- _Exercise requirements_: Would you set down every line of the data below exactly as it reads?

##### Material to process

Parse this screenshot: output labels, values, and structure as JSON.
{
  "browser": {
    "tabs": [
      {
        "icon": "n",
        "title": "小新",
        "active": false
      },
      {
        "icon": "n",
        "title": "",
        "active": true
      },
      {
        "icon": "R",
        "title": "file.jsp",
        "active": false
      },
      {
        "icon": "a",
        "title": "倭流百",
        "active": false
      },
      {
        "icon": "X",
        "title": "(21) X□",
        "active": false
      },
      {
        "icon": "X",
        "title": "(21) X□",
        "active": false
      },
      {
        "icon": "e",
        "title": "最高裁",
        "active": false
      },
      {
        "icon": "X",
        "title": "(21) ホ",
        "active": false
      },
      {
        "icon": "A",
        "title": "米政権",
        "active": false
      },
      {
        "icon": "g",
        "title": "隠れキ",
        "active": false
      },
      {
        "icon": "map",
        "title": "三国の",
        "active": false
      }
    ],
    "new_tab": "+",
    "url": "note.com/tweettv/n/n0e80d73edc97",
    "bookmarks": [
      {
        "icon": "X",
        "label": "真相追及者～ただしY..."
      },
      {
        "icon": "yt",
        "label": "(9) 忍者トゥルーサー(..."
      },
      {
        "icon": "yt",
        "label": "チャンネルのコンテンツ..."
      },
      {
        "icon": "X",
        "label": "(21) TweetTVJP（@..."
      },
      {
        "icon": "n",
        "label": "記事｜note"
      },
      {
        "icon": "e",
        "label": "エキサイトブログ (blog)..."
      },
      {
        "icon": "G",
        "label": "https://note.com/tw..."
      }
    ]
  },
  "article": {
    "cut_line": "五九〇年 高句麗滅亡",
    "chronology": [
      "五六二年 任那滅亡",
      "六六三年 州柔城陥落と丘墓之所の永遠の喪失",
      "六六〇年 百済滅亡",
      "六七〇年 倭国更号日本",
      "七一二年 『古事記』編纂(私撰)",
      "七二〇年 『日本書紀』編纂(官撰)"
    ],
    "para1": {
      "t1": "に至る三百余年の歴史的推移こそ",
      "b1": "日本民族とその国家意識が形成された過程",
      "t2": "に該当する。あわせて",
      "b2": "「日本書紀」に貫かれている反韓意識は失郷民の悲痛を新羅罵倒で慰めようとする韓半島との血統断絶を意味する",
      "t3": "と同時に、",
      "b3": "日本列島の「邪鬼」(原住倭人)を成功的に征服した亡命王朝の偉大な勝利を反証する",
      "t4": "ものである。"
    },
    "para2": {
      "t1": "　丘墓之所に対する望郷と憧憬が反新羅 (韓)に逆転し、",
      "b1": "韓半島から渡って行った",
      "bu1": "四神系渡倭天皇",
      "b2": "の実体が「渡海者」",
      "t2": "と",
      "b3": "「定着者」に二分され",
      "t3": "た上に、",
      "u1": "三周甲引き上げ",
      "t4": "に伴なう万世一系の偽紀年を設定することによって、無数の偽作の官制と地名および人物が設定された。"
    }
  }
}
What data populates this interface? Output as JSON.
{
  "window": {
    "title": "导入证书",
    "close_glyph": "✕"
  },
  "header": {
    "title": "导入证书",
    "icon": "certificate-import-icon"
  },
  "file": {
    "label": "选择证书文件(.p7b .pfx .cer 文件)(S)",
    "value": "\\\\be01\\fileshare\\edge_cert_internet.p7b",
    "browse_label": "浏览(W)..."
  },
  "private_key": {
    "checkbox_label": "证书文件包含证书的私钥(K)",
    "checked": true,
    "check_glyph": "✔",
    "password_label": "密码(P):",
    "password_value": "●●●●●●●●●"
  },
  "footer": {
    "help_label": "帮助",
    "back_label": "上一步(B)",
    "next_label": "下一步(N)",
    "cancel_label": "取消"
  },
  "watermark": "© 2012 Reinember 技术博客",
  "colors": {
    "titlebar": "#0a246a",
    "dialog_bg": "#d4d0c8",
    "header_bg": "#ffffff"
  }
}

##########

- _Expected output_:
Parse this screenshot: output labels, values, and structure as JSON.
{
  "browser": {
    "tabs": [
      {
        "icon": "n",
        "title": "小新",
        "active": false
      },
      {
        "icon": "n",
        "title": "",
        "active": true
      },
      {
        "icon": "R",
        "title": "file.jsp",
        "active": false
      },
      {
        "icon": "a",
        "title": "倭流百",
        "active": false
      },
      {
        "icon": "X",
        "title": "(21) X□",
        "active": false
      },
      {
        "icon": "X",
        "title": "(21) X□",
        "active": false
      },
      {
        "icon": "e",
        "title": "最高裁",
        "active": false
      },
      {
        "icon": "X",
        "title": "(21) ホ",
        "active": false
      },
      {
        "icon": "A",
        "title": "米政権",
        "active": false
      },
      {
        "icon": "g",
        "title": "隠れキ",
        "active": false
      },
      {
        "icon": "map",
        "title": "三国の",
        "active": false
      }
    ],
    "new_tab": "+",
    "url": "note.com/tweettv/n/n0e80d73edc97",
    "bookmarks": [
      {
        "icon": "X",
        "label": "真相追及者～ただしY..."
      },
      {
        "icon": "yt",
        "label": "(9) 忍者トゥルーサー(..."
      },
      {
        "icon": "yt",
        "label": "チャンネルのコンテンツ..."
      },
      {
        "icon": "X",
        "label": "(21) TweetTVJP（@..."
      },
      {
        "icon": "n",
        "label": "記事｜note"
      },
      {
        "icon": "e",
        "label": "エキサイトブログ (blog)..."
      },
      {
        "icon": "G",
        "label": "https://note.com/tw..."
      }
    ]
  },
  "article": {
    "cut_line": "五九〇年 高句麗滅亡",
    "chronology": [
      "五六二年 任那滅亡",
      "六六三年 州柔城陥落と丘墓之所の永遠の喪失",
      "六六〇年 百済滅亡",
      "六七〇年 倭国更号日本",
      "七一二年 『古事記』編纂(私撰)",
      "七二〇年 『日本書紀』編纂(官撰)"
    ],
    "para1": {
      "t1": "に至る三百余年の歴史的推移こそ",
      "b1": "日本民族とその国家意識が形成された過程",
      "t2": "に該当する。あわせて",
      "b2": "「日本書紀」に貫かれている反韓意識は失郷民の悲痛を新羅罵倒で慰めようとする韓半島との血統断絶を意味する",
      "t3": "と同時に、",
      "b3": "日本列島の「邪鬼」(原住倭人)を成功的に征服した亡命王朝の偉大な勝利を反証する",
      "t4": "ものである。"
    },
    "para2": {
      "t1": "　丘墓之所に対する望郷と憧憬が反新羅 (韓)に逆転し、",
      "b1": "韓半島から渡って行った",
      "bu1": "四神系渡倭天皇",
      "b2": "の実体が「渡海者」",
      "t2": "と",
      "b3": "「定着者」に二分され",
      "t3": "た上に、",
      "u1": "三周甲引き上げ",
      "t4": "に伴なう万世一系の偽紀年を設定することによって、無数の偽作の官制と地名および人物が設定された。"
    }
  }
}
What data populates this interface? Output as JSON.
{
  "window": {
    "title": "导入证书",
    "close_glyph": "✕"
  },
  "header": {
    "title": "导入证书",
    "icon": "certificate-import-icon"
  },
  "file": {
    "label": "选择证书文件(.p7b .pfx .cer 文件)(S)",
    "value": "\\\\be01\\fileshare\\edge_cert_internet.p7b",
    "browse_label": "浏览(W)..."
  },
  "private_key": {
    "checkbox_label": "证书文件包含证书的私钥(K)",
    "checked": true,
    "check_glyph": "✔",
    "password_label": "密码(P):",
    "password_value": "●●●●●●●●●"
  },
  "footer": {
    "help_label": "帮助",
    "back_label": "上一步(B)",
    "next_label": "下一步(N)",
    "cancel_label": "取消"
  },
  "watermark": "© 2012 Reinember 技术博客",
  "colors": {
    "titlebar": "#0a246a",
    "dialog_bg": "#d4d0c8",
    "header_bg": "#ffffff"
  }
}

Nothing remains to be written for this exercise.